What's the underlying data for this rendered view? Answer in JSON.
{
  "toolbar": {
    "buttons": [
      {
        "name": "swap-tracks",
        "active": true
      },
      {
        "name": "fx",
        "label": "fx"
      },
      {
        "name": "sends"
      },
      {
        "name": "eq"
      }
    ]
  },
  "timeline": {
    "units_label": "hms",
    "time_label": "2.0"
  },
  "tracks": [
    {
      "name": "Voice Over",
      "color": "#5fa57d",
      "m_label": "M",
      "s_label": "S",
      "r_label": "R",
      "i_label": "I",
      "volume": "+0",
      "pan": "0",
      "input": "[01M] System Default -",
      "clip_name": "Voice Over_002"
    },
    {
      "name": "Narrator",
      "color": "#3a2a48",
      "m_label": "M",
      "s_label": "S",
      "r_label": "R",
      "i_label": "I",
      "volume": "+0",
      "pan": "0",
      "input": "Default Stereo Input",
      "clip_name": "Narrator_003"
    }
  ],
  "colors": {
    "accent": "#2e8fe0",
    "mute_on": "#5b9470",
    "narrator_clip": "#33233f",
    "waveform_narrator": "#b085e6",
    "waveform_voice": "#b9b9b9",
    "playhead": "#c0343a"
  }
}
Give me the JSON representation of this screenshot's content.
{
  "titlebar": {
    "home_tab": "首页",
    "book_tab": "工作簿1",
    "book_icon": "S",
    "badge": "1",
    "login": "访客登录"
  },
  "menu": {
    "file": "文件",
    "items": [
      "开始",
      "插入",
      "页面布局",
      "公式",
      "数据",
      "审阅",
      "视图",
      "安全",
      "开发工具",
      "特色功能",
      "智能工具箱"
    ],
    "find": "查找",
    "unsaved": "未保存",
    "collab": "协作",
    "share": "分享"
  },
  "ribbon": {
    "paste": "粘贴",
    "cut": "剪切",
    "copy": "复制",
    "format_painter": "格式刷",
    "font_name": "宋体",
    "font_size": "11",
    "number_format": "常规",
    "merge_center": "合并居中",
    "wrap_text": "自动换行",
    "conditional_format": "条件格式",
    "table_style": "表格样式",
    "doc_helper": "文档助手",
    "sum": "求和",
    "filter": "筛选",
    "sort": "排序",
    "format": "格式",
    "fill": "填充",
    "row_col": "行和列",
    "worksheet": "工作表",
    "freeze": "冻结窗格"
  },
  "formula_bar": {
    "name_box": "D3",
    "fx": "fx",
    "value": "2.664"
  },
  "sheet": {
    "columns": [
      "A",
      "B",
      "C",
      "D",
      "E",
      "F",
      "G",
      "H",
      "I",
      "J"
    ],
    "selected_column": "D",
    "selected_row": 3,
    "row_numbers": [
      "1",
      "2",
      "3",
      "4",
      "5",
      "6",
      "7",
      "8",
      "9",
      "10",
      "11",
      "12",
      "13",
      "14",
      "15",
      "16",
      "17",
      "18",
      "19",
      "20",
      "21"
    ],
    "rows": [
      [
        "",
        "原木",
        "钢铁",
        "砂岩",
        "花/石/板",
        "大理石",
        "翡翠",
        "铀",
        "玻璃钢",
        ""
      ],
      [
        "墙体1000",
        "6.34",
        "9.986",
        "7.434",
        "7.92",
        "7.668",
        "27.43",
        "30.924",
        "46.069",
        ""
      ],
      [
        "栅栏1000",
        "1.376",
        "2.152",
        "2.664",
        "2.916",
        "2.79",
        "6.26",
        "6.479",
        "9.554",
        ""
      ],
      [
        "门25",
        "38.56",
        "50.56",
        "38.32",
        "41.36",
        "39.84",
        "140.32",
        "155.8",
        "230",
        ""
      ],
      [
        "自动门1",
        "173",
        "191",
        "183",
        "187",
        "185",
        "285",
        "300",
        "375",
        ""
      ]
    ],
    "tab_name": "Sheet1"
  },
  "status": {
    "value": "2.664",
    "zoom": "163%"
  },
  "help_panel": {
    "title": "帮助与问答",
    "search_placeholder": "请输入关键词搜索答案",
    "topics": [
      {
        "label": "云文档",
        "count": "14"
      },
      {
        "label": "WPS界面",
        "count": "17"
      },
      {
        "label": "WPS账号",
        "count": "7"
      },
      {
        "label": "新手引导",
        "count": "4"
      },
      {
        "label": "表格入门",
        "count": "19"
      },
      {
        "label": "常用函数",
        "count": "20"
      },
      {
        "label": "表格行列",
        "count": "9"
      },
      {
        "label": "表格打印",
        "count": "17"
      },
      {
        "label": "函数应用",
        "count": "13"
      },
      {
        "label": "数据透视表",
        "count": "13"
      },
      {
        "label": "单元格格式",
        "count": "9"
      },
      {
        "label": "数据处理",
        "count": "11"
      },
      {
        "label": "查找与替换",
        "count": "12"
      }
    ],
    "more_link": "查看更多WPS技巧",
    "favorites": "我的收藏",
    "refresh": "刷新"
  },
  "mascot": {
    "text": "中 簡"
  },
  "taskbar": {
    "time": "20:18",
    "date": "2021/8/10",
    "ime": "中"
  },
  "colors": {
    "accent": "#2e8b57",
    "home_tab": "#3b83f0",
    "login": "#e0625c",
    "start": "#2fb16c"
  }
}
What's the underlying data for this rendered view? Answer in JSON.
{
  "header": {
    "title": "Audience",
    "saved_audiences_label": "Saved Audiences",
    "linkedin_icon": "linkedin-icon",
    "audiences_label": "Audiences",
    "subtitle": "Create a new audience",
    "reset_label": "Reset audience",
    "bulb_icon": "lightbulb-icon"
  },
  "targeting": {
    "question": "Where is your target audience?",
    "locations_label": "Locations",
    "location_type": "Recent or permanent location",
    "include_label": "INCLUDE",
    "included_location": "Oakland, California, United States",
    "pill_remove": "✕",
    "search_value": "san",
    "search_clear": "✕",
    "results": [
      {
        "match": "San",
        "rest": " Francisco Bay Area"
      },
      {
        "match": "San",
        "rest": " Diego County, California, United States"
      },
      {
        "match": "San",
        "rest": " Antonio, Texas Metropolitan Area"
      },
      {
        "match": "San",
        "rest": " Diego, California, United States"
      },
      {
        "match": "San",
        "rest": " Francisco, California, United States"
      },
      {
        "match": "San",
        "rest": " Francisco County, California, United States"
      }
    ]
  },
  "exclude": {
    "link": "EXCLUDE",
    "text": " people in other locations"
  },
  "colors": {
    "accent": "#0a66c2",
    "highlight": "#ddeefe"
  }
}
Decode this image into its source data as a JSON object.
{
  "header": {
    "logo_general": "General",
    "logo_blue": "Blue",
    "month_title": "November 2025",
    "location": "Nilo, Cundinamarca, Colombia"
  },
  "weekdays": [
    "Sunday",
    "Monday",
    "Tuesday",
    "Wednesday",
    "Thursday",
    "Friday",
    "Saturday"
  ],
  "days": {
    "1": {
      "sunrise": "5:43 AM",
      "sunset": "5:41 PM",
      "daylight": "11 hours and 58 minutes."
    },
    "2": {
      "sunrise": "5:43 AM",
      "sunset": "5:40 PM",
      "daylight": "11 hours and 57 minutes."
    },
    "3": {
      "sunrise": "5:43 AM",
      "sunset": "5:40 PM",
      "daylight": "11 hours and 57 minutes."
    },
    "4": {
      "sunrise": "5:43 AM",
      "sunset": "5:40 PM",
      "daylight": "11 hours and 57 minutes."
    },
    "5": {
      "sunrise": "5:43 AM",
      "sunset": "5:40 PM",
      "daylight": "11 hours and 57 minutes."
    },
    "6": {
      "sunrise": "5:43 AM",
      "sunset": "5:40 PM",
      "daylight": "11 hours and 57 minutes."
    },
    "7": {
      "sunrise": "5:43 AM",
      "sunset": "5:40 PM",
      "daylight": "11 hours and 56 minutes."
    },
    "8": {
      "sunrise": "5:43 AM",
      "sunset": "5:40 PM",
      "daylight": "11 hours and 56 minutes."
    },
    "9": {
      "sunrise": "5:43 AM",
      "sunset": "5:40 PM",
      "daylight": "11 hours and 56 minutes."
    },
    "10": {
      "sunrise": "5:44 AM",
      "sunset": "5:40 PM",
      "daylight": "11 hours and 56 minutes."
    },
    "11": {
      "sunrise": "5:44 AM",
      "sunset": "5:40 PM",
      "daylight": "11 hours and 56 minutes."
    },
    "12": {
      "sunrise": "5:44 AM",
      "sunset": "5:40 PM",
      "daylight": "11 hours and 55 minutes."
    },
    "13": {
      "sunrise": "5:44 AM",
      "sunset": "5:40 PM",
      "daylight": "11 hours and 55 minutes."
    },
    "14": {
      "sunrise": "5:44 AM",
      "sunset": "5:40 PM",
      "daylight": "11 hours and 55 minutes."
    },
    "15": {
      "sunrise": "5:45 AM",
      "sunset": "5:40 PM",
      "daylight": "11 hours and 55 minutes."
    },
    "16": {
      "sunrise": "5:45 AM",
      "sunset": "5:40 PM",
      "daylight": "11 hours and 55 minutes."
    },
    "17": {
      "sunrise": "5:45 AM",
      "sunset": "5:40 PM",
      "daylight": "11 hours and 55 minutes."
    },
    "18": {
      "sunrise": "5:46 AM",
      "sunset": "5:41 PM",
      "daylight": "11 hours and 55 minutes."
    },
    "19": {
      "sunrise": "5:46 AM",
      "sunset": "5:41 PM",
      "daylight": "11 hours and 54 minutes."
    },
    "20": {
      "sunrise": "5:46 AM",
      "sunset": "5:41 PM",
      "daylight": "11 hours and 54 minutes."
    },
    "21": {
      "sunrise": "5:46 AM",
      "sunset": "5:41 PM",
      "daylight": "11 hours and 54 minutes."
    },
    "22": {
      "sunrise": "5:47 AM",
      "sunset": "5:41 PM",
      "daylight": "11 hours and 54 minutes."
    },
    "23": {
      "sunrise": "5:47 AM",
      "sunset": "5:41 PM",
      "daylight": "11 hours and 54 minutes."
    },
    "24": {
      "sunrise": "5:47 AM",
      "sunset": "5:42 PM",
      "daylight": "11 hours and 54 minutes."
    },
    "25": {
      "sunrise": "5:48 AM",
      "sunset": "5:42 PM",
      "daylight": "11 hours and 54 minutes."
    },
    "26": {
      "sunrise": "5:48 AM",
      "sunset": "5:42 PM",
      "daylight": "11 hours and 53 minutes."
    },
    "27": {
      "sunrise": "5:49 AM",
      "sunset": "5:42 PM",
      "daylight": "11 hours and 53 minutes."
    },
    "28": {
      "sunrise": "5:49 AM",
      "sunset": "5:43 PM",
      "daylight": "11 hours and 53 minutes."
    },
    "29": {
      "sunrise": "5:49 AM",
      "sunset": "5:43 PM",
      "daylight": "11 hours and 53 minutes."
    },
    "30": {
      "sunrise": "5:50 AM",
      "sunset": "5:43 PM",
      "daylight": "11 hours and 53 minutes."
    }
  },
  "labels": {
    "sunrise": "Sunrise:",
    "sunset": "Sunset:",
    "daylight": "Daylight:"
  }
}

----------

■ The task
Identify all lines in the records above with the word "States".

■ Problem solution
    "included_location": "Oakland, California, United States",
        "rest": " Diego County, California, United States"
        "rest": " Diego, California, United States"
        "rest": " Francisco, California, United States"
        "rest": " Francisco County, California, United States"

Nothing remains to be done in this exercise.